Amid a push by federal and state health officials and private insurers to
expand the availability of information on the prices and quality of care in
the United States, European health officials have noted that such an approach
introduces new challenges.
Most research on European health care programs that make price and
quality-of-care information available to the public shows that consumers
generally don't use the information to make health care decisions, said marc
Berg, a partner at Plexis Medical Group, a Dutch insurance firm.
He offered his observations at a November congressional briefing during the
2006 International Symposium on Health Care Policy, an annual summit hosted by
the Commonwealth Fund and the Alliance for Health Reform.
Berg said the European public has, however, responded to health data
information in cases in which information is presented in a timely and
understandable way. But, he noted, "If you look at the same literature,
you would realize that much of the information presented to consumers or
patients is at the wrong level."
An example in which health information for the public achieved its goal was
that of a dutch cardiovascular center about which the local media reported
serious safety deficiencies; the center then saw a 50 percent drop in its
patient load as patients sought care elsewhere.
While public access to medical information is usually beneficial, the
patients may need help in understanding the significance of the range of
information available. Roger Boyle, M.D., national clinical director for heart
disease at the U.K. Department of Health, said at the briefing that a"
facilitator" who helps patients search for and understand medical
quality data could increase the use and usefulness of publicly available
quality and price data.
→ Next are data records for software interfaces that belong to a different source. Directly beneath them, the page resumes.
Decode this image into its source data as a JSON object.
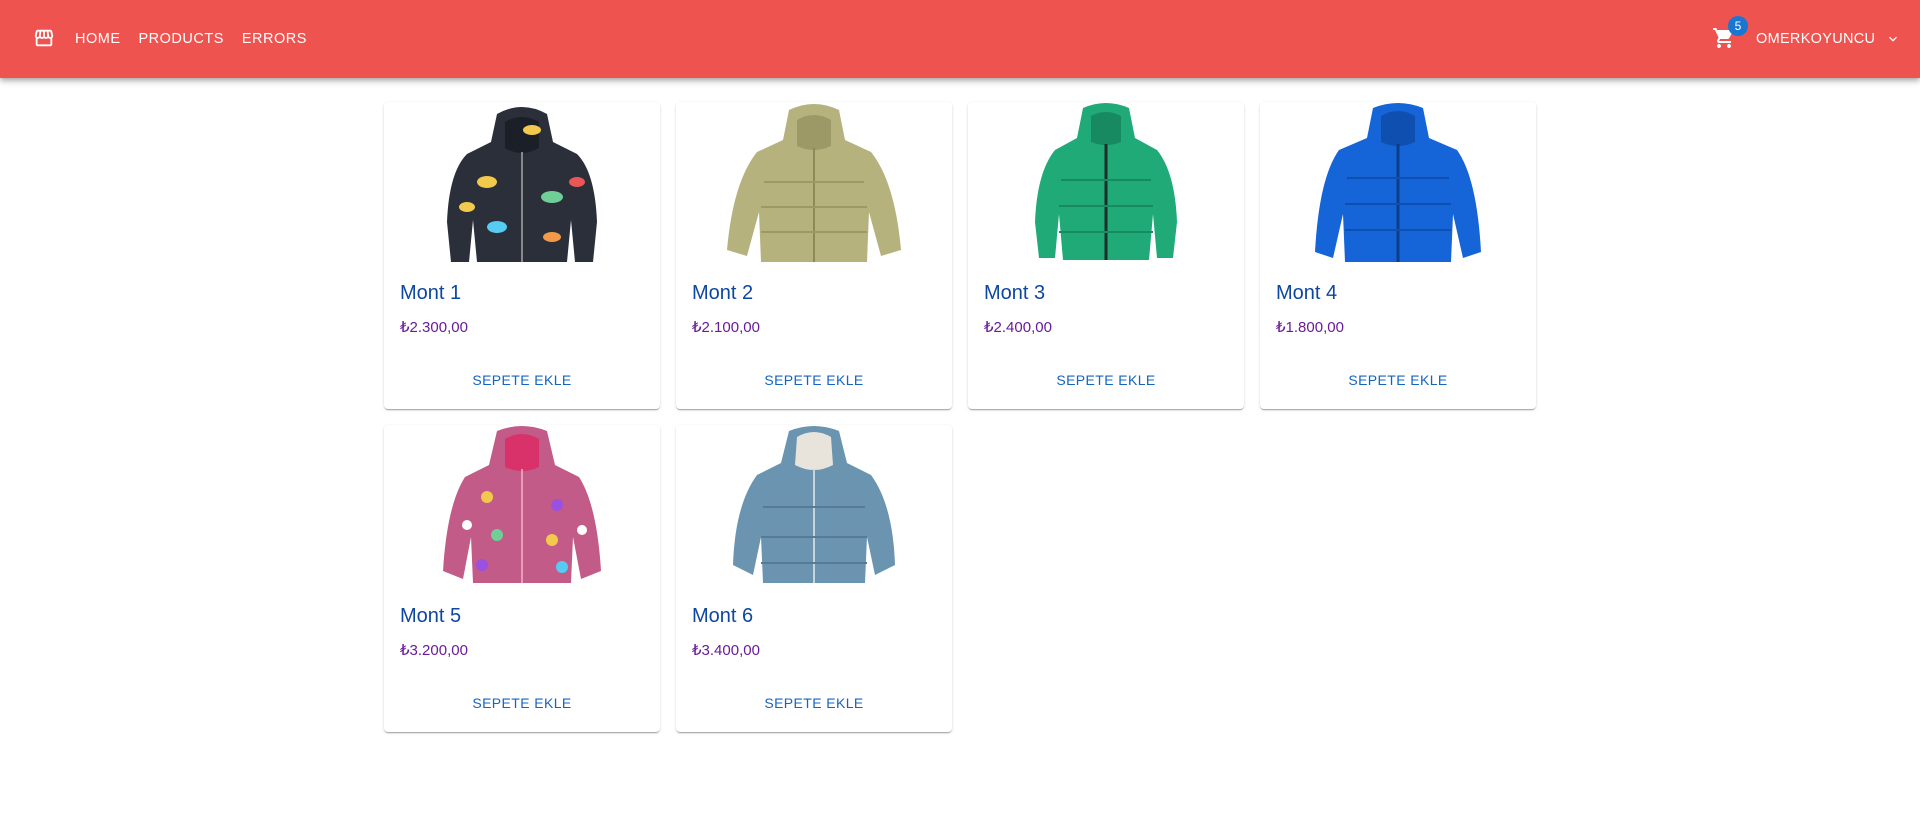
{
  "nav": {
    "store_icon": "storefront-icon",
    "links": [
      {
        "label": "HOME"
      },
      {
        "label": "PRODUCTS"
      },
      {
        "label": "ERRORS"
      }
    ]
  },
  "cart": {
    "icon": "shopping-cart-icon",
    "count": "5"
  },
  "user": {
    "name": "OMERKOYUNCU",
    "icon": "chevron-down-icon"
  },
  "colors": {
    "appbar": "#ef5350",
    "title": "#0d47a1",
    "price": "#6a1b9a",
    "action": "#1565c0",
    "badge": "#1976d2"
  },
  "products": [
    {
      "title": "Mont 1",
      "price": "₺2.300,00",
      "action": "SEPETE EKLE",
      "image": "dinosaur-print-puffer-jacket",
      "color": "#2a2f3a"
    },
    {
      "title": "Mont 2",
      "price": "₺2.100,00",
      "action": "SEPETE EKLE",
      "image": "khaki-puffer-jacket",
      "color": "#b5b27e"
    },
    {
      "title": "Mont 3",
      "price": "₺2.400,00",
      "action": "SEPETE EKLE",
      "image": "green-puffer-jacket",
      "color": "#1faa78"
    },
    {
      "title": "Mont 4",
      "price": "₺1.800,00",
      "action": "SEPETE EKLE",
      "image": "blue-puffer-jacket",
      "color": "#1565d8"
    },
    {
      "title": "Mont 5",
      "price": "₺3.200,00",
      "action": "SEPETE EKLE",
      "image": "floral-puffer-jacket",
      "color": "#c25b88"
    },
    {
      "title": "Mont 6",
      "price": "₺3.400,00",
      "action": "SEPETE EKLE",
      "image": "steel-blue-puffer-jacket",
      "color": "#6a94b0"
    }
  ]
}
A publicly available database of physician quality
reports and patient outcomes, which was developed as part of a continuing
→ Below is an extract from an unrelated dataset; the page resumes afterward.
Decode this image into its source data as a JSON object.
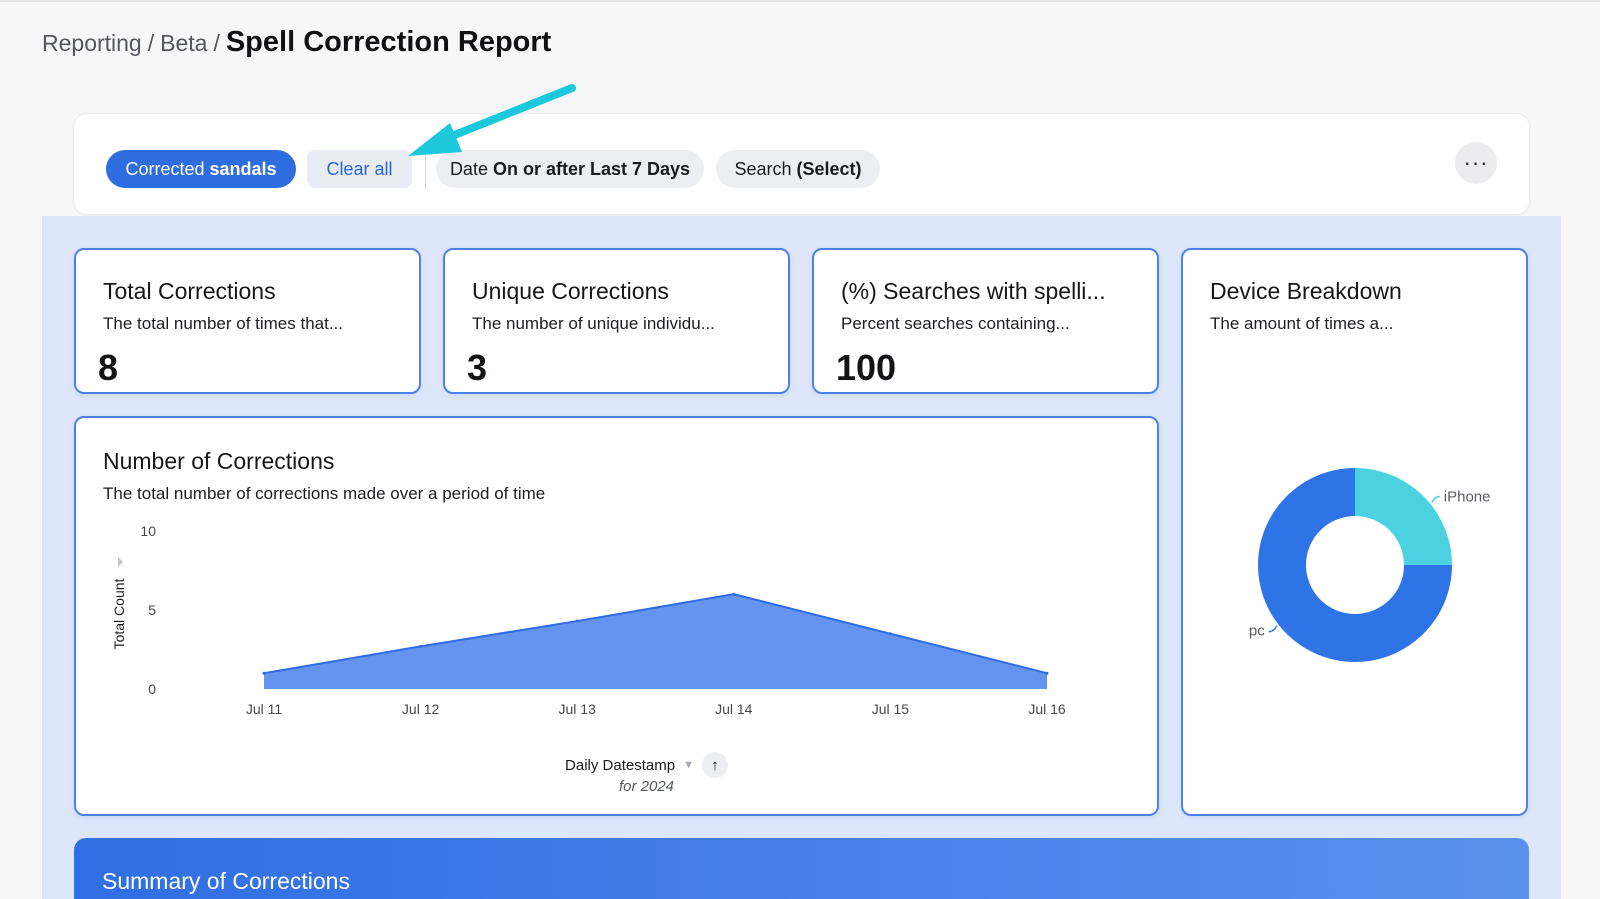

British effort to improve cardiovascular health, was designed using feedback
from tests with patient groups to ensure that the information was accessible
"There is a real challenge here in raising patient awareness,"
Although the financial implications of increased quality and price
reporting remain unclear, attendees were adamant that the steady increases in
public and private medical costs make expanded use of such reporting
The Commonwealth Fund's 2006 Health Policy Survey found that U.S. Public
health care spending is comparable to that of most European countries, but
that spending is in addition to massive private and out-of-pocket spending
that is largely a characteristic of the U.S. System. Not only has annual
growth in medical costs exceeded the rate of inflation for several years, but
also estimates predict that federally funded health care costs alone will
exceed the historic rate of federal spending on health and nonhealth programs
combined by 2050.
In the context of increasing cost pressures in what is already the world's
most expensive per-capita health care system, both U.S. and European health
officials said that making price and quality information available to the
public is likely to become a more popular strategy.
David Fisher, director of health policy for the Senate Budget Committee,
described a huge push for price and quality data transparency over the last
year from the Bush administration and federal law-makers through the Centers
for Medicare and Medicaid Services (CMS).
"That information is critically important to patients, and it is
sorely lacking in the United States," he said. "The lack of
transparency that we have allows providers who [perform poorly] to hide and
get away with performing badly."
Pilot CMS projects to gather quality and comparative price information from
clinicians and hospitals will be bolstered, Fisher said, by such legislative
efforts as the medicare Quality Enhancement Act (S 3900), which would
authorize the release of medicare data to qualified organizations to develop
cost and quality reports while safeguarding patient privacy. The reports would
be available to the public within one year. The bill, which was introduced
late in the year, was referred to the Senate Finance committee.
"Clinical data is the best way to measure performance, but we don't
have that so we need to start with claims data," Fisher said at the
Supporters of publicly available price and quality information said such
measures could spur competition among health care professionals to provide
better and more cost-effective care. Jonathan Perlin, M.D., former
undersecretary for health in the department of Veterans affairs (VA), said a
program that publicly displayed performance data in different regions served
by the VA helped spur improvements in care by creating a sense of competition
among the different Va regions.
Supporters of publicly available information on quality of care said such a
program would add a competitive motive that would spur clinicians' and
administrators' professional desire to provide even higher-quality care than
their colleagues do.
However, Boyle, the British health official, described the recent
competition among clinicians and medical institutions to provide better care
as "overrated" and said it would not be as effective as systematic
use of bench-marks to ensure that medical procedures are properly
The Dutch health care system, which uses closely regulated private
insurers, is better able to utilize clinicians' quality and price reporting
data, said Berg. They are more effective in the Netherlands because the
insurers study the data and can create incentives for the public to obtain
care from the most cost-effective providers.
"Having insurers set the prices provides an incredible stimulus for
[health care] providers to improve," Berg said.